::: Extracted material :::

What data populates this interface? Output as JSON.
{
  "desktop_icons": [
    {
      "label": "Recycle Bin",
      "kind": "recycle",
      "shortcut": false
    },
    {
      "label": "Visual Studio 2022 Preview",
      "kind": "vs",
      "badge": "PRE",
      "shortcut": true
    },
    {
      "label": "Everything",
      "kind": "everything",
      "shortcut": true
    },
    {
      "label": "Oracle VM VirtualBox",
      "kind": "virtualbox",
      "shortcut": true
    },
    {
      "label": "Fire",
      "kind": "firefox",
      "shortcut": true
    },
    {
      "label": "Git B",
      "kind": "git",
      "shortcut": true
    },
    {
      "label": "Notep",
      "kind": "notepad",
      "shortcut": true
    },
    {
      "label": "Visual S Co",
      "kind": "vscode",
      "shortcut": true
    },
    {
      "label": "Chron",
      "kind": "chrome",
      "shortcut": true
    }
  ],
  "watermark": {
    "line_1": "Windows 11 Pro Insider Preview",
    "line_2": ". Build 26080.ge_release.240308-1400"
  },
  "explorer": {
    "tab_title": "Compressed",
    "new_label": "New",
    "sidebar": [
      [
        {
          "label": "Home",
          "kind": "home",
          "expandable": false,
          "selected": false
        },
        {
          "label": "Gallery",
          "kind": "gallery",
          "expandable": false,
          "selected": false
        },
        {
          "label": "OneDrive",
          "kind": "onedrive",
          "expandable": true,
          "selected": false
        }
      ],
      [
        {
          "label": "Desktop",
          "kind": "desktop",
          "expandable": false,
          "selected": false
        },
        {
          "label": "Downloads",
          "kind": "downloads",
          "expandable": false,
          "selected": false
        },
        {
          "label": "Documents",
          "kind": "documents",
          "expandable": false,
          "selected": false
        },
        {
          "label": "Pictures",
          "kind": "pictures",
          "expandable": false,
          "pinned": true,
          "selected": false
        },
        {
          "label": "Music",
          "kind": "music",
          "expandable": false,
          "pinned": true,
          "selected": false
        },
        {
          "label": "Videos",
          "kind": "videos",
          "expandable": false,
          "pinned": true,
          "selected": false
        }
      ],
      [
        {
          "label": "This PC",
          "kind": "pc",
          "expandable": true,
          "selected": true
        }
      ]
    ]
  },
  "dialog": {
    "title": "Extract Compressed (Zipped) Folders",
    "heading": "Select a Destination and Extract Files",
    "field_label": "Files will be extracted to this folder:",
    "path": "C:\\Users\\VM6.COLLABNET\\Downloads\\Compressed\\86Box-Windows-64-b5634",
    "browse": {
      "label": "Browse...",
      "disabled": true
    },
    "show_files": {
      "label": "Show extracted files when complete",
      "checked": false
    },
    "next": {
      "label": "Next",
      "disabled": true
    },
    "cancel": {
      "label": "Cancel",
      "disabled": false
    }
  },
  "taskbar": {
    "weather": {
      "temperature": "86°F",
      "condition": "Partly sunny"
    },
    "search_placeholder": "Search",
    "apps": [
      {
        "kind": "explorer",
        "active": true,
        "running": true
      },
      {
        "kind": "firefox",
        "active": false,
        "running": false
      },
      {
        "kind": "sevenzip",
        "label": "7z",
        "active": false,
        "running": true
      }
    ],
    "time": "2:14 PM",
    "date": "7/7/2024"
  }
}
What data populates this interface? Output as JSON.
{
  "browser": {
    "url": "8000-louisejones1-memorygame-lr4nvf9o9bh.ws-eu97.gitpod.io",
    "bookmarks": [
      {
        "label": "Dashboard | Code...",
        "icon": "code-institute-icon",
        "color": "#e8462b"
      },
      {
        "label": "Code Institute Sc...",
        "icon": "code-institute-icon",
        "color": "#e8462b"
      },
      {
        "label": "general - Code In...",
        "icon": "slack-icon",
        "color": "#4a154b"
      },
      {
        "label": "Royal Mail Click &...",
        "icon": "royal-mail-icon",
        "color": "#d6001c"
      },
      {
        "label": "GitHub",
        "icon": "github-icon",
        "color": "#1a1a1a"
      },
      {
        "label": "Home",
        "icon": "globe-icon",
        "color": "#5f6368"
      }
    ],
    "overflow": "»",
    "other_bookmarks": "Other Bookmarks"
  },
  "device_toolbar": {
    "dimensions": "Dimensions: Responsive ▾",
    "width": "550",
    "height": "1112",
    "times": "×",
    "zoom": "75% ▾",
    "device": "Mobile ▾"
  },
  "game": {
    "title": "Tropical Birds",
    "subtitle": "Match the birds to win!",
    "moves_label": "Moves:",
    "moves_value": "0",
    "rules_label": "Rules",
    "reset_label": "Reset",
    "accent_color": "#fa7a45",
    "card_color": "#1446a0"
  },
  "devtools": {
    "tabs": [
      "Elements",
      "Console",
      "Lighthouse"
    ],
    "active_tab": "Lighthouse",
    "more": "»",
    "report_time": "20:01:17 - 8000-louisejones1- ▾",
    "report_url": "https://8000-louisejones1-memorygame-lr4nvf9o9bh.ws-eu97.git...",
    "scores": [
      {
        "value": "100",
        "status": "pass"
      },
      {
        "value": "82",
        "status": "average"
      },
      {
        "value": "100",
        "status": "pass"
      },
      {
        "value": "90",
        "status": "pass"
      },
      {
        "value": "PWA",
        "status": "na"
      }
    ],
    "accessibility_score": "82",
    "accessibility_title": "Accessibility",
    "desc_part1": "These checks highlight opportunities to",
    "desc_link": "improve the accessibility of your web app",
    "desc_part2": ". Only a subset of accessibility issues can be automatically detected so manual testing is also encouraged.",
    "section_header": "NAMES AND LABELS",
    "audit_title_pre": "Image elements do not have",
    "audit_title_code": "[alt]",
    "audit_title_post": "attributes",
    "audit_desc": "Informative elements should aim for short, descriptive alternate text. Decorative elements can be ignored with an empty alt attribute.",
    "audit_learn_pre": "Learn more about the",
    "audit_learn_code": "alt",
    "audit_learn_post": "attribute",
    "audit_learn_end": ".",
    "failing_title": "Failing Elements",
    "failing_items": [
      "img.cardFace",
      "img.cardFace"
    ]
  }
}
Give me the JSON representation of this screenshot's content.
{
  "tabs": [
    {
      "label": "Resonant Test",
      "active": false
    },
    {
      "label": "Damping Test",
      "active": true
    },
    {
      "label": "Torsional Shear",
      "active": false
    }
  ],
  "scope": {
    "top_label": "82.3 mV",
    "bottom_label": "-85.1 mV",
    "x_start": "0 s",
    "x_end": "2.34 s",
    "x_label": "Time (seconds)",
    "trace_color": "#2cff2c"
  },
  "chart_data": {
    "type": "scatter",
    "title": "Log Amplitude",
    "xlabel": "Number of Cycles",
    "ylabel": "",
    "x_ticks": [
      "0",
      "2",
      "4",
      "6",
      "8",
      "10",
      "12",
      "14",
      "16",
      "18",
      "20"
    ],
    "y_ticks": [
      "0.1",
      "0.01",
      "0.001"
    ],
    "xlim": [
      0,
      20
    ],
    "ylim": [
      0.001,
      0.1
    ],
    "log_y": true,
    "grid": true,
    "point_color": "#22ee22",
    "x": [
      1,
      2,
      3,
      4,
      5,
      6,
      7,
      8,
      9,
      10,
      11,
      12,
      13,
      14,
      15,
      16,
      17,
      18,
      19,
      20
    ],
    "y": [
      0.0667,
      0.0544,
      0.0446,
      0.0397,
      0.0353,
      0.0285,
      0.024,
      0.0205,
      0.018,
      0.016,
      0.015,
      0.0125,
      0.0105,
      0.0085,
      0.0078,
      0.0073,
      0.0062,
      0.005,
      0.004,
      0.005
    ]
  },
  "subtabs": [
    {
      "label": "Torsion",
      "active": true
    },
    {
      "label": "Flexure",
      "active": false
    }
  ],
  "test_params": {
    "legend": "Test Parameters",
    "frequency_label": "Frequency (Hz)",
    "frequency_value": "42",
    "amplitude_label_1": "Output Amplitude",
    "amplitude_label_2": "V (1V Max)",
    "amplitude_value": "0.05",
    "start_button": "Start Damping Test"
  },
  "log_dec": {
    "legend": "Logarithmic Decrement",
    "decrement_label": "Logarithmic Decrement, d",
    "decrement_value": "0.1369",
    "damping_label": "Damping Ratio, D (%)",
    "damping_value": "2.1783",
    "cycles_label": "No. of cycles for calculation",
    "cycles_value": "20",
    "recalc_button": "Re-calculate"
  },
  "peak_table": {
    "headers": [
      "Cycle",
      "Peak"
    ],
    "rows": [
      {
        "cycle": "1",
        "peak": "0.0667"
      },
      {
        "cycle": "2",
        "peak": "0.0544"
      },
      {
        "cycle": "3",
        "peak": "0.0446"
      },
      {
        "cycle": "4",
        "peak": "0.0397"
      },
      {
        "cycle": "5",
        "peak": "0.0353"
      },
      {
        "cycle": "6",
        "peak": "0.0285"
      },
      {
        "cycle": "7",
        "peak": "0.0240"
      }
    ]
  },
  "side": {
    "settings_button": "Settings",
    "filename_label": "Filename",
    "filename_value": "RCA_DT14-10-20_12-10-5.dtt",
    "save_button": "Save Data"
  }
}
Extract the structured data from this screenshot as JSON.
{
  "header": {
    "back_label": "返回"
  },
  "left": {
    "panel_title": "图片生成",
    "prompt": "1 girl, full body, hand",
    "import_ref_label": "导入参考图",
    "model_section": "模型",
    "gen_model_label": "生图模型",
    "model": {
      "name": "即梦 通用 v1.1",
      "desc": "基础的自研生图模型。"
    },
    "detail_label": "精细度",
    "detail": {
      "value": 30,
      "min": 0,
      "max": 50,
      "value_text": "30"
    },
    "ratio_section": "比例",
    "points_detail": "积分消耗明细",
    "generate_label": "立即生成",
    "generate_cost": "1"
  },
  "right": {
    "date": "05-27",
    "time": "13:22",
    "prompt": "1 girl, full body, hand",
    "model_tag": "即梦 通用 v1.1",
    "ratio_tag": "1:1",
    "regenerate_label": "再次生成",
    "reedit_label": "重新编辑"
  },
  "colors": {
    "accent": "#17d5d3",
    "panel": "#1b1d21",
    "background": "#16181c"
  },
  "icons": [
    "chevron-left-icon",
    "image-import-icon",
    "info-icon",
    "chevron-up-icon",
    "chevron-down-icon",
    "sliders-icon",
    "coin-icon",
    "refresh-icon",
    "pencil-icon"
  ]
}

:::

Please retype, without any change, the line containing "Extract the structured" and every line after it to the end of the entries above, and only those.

Extract the structured data from this screenshot as JSON.
{
  "header": {
    "back_label": "返回"
  },
  "left": {
    "panel_title": "图片生成",
    "prompt": "1 girl, full body, hand",
    "import_ref_label": "导入参考图",
    "model_section": "模型",
    "gen_model_label": "生图模型",
    "model": {
      "name": "即梦 通用 v1.1",
      "desc": "基础的自研生图模型。"
    },
    "detail_label": "精细度",
    "detail": {
      "value": 30,
      "min": 0,
      "max": 50,
      "value_text": "30"
    },
    "ratio_section": "比例",
    "points_detail": "积分消耗明细",
    "generate_label": "立即生成",
    "generate_cost": "1"
  },
  "right": {
    "date": "05-27",
    "time": "13:22",
    "prompt": "1 girl, full body, hand",
    "model_tag": "即梦 通用 v1.1",
    "ratio_tag": "1:1",
    "regenerate_label": "再次生成",
    "reedit_label": "重新编辑"
  },
  "colors": {
    "accent": "#17d5d3",
    "panel": "#1b1d21",
    "background": "#16181c"
  },
  "icons": [
    "chevron-left-icon",
    "image-import-icon",
    "info-icon",
    "chevron-up-icon",
    "chevron-down-icon",
    "sliders-icon",
    "coin-icon",
    "refresh-icon",
    "pencil-icon"
  ]
}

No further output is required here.